- **Assigned task**:
In the entries below, find every line with "icon" and copy it.

- **Record extracts**:
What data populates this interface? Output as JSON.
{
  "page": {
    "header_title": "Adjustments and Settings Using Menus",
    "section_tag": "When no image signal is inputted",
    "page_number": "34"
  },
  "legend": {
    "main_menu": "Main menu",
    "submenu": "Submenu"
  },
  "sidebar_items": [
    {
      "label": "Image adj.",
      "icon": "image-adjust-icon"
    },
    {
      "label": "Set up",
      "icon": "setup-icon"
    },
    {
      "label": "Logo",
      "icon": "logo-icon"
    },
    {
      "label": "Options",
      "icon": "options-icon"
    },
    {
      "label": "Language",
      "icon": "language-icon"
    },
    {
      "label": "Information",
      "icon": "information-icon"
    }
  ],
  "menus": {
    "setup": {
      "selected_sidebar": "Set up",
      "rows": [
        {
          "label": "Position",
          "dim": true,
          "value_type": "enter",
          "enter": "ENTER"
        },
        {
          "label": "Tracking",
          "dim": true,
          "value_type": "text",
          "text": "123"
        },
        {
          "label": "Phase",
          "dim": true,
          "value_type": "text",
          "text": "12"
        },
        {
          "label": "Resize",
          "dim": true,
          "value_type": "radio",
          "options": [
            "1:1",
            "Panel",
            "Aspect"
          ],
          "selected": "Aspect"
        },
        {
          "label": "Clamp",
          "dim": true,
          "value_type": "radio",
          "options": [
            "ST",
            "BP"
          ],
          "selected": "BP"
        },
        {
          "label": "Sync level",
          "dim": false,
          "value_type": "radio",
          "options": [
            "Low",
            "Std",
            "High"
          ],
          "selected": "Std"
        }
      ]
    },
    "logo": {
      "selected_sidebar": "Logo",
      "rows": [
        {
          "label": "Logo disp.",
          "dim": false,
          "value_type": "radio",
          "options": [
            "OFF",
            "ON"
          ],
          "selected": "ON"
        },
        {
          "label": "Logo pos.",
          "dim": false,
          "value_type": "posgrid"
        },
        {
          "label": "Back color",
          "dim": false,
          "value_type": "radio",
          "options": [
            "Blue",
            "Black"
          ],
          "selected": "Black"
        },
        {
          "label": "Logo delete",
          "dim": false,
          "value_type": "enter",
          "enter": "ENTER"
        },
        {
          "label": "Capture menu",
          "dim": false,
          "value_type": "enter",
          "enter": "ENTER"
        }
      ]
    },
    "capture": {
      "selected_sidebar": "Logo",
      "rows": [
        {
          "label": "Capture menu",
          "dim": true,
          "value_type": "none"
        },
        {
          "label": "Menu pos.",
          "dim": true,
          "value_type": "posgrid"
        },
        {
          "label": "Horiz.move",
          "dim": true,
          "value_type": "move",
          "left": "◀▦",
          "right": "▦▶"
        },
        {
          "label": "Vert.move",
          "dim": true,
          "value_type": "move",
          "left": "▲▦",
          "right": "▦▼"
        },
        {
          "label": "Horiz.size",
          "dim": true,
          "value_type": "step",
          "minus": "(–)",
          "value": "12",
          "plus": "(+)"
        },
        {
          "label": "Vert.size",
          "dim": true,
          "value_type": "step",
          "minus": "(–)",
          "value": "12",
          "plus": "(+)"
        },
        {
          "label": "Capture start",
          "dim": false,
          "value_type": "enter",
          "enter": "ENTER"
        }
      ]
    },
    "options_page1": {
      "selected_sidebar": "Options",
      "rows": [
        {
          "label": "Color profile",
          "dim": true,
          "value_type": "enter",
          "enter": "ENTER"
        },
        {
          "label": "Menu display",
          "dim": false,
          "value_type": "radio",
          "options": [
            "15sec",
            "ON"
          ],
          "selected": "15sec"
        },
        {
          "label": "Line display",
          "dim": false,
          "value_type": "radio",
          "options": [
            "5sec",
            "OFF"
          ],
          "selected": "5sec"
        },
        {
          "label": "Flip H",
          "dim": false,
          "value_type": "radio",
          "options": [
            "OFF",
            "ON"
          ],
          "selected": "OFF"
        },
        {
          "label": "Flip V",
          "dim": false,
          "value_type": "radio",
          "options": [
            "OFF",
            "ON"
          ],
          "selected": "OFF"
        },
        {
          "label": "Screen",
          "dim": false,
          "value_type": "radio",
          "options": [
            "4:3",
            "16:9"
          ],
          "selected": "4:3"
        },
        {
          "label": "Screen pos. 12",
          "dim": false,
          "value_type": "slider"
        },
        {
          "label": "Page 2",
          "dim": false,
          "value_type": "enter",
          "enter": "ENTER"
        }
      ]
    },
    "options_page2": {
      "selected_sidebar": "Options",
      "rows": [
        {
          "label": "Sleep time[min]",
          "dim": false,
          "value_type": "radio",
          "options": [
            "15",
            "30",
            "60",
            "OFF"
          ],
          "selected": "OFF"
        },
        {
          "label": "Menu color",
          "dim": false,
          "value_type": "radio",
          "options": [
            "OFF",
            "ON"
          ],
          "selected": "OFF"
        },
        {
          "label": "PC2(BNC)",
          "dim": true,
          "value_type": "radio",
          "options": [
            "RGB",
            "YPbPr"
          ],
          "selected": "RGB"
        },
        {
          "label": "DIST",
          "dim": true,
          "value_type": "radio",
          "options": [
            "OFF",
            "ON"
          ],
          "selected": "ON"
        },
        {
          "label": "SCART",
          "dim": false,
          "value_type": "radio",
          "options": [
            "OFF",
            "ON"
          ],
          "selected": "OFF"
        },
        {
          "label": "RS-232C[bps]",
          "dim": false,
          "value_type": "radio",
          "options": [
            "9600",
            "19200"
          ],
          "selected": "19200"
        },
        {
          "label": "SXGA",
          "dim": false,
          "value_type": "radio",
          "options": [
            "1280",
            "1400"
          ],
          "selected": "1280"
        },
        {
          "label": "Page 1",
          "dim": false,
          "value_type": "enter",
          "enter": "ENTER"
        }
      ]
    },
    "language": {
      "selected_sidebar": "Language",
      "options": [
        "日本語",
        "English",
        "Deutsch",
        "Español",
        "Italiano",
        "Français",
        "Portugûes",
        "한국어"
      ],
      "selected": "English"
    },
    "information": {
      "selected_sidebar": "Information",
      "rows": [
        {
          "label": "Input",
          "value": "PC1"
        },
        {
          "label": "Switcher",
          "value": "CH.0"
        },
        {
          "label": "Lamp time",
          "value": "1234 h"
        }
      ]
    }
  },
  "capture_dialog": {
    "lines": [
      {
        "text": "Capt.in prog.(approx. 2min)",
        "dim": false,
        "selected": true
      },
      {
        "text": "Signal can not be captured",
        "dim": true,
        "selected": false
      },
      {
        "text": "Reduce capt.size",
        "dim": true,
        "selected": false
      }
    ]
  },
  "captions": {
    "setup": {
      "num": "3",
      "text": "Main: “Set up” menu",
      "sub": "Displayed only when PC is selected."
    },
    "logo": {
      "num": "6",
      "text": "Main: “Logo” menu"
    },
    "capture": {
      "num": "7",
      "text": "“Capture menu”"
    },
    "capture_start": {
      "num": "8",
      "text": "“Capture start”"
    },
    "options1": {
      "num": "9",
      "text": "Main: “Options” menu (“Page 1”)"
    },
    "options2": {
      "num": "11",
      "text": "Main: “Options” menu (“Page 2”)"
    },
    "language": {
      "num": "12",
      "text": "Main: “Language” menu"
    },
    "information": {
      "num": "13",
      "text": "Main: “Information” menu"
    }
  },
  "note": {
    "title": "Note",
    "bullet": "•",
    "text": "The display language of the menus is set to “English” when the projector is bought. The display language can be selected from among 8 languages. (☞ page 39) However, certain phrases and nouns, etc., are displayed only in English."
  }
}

- **Response to the task**:
      "icon": "image-adjust-icon"
      "icon": "setup-icon"
      "icon": "logo-icon"
      "icon": "options-icon"
      "icon": "language-icon"
      "icon": "information-icon"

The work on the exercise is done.